▶ _Exercise brief_: What lines of the data below hold "新型コロナウイルスの感染拡大防止に係る市の対応について"? Show them.

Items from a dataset
++++++
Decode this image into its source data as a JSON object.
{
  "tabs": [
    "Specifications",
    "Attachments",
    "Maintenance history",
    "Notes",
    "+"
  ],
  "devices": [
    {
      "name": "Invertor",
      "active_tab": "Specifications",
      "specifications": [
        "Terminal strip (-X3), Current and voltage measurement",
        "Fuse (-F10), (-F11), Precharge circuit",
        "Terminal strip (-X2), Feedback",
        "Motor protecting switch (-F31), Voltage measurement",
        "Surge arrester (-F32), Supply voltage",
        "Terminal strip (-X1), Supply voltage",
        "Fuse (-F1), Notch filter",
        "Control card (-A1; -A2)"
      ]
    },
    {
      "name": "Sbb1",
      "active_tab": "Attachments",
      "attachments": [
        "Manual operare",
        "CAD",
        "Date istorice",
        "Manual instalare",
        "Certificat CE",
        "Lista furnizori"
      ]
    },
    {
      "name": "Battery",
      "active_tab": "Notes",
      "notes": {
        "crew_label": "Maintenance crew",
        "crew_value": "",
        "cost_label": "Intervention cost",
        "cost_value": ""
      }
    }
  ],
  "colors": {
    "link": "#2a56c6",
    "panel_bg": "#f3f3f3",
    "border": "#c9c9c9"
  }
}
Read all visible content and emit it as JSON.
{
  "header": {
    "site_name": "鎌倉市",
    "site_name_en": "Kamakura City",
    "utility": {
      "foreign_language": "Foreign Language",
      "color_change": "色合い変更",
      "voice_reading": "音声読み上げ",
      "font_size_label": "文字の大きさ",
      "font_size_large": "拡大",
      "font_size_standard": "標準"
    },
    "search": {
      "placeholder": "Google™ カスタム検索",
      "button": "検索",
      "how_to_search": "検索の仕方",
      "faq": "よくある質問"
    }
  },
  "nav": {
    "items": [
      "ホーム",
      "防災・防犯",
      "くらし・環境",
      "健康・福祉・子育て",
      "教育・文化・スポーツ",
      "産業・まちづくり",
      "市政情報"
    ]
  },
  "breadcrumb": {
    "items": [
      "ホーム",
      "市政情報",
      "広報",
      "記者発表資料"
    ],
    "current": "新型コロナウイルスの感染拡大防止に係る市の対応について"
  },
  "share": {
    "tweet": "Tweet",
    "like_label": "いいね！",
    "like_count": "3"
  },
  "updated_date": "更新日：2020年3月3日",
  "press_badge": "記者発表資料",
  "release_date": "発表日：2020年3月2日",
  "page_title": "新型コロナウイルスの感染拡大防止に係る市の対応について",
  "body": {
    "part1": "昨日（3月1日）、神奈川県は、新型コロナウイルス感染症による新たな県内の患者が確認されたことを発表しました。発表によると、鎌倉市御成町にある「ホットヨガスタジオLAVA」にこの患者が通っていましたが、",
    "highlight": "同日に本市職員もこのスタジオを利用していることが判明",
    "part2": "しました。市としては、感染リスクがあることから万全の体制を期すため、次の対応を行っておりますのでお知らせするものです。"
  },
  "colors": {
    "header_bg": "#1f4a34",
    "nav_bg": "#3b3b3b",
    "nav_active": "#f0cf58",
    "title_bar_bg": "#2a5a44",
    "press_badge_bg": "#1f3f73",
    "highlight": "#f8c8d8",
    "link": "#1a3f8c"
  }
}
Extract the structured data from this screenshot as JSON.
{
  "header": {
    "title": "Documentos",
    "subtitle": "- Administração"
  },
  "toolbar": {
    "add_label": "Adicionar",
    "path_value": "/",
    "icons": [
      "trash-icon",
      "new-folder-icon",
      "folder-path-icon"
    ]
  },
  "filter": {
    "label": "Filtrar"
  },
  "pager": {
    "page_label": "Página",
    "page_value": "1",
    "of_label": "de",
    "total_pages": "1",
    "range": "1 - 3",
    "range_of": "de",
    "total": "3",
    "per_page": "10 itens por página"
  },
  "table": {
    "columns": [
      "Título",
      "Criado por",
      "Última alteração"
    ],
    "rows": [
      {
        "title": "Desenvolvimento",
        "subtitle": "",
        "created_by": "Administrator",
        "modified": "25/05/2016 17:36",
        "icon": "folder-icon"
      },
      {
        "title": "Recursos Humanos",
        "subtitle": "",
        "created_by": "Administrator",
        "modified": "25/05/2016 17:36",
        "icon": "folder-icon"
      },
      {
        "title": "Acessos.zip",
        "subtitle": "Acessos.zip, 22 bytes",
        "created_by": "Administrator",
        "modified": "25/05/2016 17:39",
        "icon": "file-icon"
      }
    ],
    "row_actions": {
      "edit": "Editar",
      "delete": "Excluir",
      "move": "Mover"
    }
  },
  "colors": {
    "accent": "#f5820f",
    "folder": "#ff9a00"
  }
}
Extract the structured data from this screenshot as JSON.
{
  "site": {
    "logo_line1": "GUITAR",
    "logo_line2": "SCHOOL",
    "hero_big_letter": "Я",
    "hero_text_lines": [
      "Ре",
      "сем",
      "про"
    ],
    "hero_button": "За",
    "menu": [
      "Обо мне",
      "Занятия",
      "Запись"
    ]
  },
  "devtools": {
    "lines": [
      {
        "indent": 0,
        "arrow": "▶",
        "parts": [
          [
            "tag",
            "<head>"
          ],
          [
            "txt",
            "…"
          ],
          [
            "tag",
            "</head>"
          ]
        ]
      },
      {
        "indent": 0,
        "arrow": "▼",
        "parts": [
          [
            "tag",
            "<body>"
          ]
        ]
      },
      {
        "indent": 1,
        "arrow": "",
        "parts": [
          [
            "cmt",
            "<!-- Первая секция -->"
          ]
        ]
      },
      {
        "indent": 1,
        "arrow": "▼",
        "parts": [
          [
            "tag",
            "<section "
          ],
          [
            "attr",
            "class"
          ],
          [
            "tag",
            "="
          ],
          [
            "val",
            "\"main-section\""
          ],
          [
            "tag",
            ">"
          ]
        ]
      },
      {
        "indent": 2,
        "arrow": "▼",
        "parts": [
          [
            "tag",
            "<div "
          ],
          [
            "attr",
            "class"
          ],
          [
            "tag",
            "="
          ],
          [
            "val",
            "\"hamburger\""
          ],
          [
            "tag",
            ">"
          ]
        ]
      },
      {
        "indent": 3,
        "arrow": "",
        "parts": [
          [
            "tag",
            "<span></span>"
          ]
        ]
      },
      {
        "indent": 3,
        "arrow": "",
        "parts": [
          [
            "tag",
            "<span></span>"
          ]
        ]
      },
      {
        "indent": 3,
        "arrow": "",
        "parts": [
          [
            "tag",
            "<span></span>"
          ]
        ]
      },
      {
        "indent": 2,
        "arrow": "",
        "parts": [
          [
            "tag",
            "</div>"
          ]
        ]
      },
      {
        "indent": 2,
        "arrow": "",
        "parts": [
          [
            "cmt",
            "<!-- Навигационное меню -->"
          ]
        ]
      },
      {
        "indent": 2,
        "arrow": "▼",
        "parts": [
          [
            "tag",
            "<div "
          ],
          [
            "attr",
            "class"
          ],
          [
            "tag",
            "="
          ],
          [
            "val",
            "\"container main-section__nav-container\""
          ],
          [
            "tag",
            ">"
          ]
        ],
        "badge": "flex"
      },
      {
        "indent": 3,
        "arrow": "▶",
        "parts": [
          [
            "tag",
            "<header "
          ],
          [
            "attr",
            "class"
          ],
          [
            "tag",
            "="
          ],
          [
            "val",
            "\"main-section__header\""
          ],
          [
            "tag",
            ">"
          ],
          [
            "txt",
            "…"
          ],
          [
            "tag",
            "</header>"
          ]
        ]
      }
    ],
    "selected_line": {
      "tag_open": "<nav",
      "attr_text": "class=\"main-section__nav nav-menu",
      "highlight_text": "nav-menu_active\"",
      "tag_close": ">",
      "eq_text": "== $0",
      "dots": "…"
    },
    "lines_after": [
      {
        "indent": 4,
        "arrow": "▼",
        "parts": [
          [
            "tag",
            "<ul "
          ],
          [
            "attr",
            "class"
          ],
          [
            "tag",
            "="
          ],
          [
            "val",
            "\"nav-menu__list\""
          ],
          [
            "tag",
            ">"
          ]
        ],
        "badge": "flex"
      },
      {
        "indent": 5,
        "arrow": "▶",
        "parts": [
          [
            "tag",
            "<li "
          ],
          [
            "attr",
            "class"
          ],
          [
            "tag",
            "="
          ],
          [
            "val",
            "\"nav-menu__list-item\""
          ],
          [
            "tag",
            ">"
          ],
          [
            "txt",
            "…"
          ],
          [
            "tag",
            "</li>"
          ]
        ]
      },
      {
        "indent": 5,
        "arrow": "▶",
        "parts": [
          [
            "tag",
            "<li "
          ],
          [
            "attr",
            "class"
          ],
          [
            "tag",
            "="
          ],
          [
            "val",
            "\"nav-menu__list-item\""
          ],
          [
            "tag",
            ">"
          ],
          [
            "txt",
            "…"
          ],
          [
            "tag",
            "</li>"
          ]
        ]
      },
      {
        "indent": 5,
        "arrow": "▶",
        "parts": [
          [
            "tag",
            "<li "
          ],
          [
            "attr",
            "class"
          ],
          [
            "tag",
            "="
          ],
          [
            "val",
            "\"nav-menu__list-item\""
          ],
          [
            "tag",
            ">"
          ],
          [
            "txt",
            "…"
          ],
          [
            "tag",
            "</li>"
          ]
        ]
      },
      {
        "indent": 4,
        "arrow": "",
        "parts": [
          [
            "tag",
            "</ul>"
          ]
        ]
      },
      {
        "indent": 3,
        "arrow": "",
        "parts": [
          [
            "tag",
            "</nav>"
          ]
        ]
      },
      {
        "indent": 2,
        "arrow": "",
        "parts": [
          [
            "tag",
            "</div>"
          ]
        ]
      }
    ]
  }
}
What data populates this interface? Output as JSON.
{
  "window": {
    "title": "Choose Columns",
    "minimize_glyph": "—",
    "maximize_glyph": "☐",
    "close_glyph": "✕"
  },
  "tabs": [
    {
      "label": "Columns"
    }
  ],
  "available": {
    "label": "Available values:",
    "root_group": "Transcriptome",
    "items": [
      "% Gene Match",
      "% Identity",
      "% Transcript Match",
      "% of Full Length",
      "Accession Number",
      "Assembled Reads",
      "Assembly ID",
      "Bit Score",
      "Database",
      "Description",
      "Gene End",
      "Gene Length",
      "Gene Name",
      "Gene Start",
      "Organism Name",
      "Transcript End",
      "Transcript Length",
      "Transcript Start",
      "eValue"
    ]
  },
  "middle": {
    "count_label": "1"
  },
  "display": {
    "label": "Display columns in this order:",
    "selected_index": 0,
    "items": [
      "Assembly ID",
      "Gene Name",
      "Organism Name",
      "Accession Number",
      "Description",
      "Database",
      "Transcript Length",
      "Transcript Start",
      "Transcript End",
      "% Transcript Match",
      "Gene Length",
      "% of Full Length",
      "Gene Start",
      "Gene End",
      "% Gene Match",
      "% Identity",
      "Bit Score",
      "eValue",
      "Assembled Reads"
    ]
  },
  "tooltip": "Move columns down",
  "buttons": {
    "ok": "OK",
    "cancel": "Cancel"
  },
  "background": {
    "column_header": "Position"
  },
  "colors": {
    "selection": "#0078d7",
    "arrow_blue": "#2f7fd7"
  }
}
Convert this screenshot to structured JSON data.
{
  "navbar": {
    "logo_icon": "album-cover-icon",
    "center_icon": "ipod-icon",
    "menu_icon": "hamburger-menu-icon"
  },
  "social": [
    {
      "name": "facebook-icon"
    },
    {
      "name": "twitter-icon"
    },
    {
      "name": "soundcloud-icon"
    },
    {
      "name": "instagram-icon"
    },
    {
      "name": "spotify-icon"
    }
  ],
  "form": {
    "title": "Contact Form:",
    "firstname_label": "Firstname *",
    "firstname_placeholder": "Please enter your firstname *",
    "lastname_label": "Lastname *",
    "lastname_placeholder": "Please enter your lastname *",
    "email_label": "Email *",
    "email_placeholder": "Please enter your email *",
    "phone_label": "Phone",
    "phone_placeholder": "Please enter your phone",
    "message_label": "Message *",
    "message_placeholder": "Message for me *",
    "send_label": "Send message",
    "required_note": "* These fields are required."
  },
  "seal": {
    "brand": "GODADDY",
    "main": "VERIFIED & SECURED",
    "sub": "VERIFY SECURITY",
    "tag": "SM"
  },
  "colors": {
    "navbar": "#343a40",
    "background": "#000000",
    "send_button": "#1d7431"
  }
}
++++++
▶ _Your response_:
    "current": "新型コロナウイルスの感染拡大防止に係る市の対応について"
  "page_title": "新型コロナウイルスの感染拡大防止に係る市の対応について",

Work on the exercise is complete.